City of Greenville receives clean audit
The City of Greenville received a clean audit by Branum & Company, P.C., for the fiscal year ending on Sept. 30, 2016.
The city brought in $13,351,649 in revenue versus expenditures of $12,729,982, meaning an excess of revenue totaling $621,667.
It is this figure that Greenville mayor Dexter McLendon the highlight of the 2016 financial report discussed during Monday evening’s city council meeting.
“We paid more than $1 million toward our debt service in one year, and we saved $621,667,” McLendon said.
“The truth of the matter is we had a good year, especially to have spent as much money as we did on paving roads during that year. We spent $600,000 or so on paving streets. We did that and still had a plus, so I was very pleased.”
The City of Greenville’s assets exceeded its liabilities at the close of the fiscal year by $9,268,218, a current-year increase of $1,149,194.
Long-term debt totaled $25,813,144 at the close of the fiscal year.
In the 2014 fiscal year, a $2 million line of credit was obtained to finance the construction of Mary Drive, which matured in February 2015 and was renewed until Dec. 18, 2015.
Permanent financing was not obtained until September 2016, at which time this debt was moved to long-term financing.
The Dark Walmart property short-term debt of $2,200,000 matured and permanent financing was obtained on September 28, 2016 at which time this debt was moved to long-term financing.
Sales and use tax, the city’s largest revenue source, increased $227,594 (3.45 percent) during the 2016 fiscal year, reflecting a slight improvement in the economy.
The opening of several new businesses in the downtown area and the Interstate area provided additional sales tax revenue during the fiscal year.
“We budgeted $6.7 million for sales and use tax, and we actually received $6.769 million,” McLendon said. “And I’m hoping that this next year we’ll reach the $7-million mark.”
McLendon added that one of the chief reasons for an improved financial statement this year is due to having fewer employees.
“It’s one of the best audits we’ve had in a while, to be quite honest, and I think the next two years will be even better,” he said.
“It’s heading in the right direction.

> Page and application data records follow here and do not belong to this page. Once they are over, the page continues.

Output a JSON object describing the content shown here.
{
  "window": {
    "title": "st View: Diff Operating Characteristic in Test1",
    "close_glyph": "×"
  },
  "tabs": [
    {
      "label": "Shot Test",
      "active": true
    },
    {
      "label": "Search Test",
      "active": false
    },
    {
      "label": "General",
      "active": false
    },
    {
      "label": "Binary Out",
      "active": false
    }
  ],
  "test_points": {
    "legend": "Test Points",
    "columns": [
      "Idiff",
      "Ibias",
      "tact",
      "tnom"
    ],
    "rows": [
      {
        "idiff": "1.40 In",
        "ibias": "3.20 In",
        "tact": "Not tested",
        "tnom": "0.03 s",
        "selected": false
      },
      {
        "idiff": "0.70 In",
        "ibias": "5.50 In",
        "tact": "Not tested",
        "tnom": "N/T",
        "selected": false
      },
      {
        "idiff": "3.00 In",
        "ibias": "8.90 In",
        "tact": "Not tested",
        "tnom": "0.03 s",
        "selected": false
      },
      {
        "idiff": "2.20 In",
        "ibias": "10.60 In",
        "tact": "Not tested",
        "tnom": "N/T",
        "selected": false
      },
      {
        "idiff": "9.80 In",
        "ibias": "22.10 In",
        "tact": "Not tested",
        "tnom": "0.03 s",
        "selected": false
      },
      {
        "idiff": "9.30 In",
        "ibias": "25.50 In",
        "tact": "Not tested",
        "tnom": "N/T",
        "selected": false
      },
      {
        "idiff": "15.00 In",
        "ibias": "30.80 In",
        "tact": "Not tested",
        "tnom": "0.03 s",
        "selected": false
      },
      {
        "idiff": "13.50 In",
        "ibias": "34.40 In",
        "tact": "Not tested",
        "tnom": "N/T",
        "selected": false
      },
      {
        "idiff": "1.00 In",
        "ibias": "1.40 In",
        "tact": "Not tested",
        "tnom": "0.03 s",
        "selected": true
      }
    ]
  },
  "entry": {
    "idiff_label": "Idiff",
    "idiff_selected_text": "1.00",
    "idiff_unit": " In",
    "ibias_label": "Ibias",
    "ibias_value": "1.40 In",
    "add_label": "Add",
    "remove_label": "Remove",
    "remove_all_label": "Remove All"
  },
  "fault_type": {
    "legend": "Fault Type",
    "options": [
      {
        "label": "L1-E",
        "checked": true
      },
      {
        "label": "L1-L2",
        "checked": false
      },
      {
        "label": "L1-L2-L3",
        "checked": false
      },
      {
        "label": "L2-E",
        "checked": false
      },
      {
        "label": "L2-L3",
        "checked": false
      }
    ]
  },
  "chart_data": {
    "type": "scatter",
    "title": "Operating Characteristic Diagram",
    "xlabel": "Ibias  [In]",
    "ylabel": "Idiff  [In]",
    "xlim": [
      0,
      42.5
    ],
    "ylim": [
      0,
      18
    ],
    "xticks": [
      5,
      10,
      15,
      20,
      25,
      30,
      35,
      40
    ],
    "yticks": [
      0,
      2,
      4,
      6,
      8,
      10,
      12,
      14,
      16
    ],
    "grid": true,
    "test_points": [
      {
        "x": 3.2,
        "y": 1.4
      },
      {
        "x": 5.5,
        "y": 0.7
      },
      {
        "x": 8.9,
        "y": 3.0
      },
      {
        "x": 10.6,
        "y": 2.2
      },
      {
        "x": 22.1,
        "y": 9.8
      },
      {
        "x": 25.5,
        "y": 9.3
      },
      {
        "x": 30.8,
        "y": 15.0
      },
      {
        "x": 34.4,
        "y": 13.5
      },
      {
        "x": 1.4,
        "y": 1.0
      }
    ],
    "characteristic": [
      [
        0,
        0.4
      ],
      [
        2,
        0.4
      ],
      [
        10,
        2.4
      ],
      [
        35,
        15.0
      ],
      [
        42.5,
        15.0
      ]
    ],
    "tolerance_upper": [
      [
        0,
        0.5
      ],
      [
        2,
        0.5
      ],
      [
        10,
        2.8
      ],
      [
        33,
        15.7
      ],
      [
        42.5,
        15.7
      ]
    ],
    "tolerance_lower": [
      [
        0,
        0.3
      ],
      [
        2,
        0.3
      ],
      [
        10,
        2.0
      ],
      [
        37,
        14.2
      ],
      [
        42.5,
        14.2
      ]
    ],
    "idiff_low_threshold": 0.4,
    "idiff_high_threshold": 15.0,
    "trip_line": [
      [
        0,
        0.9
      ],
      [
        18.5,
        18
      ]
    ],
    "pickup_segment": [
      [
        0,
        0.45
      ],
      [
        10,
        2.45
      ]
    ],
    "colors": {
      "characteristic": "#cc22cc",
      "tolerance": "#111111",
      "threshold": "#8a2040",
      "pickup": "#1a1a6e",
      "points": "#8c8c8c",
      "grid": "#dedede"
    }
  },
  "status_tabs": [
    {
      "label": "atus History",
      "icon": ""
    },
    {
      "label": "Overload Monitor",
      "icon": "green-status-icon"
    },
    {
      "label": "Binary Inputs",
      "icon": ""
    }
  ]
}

We’re pulling more people off the interstate and we’re getting them to spend money. And a lot of that has to do with fixing that road out there, because the traffic was causing people not to come.”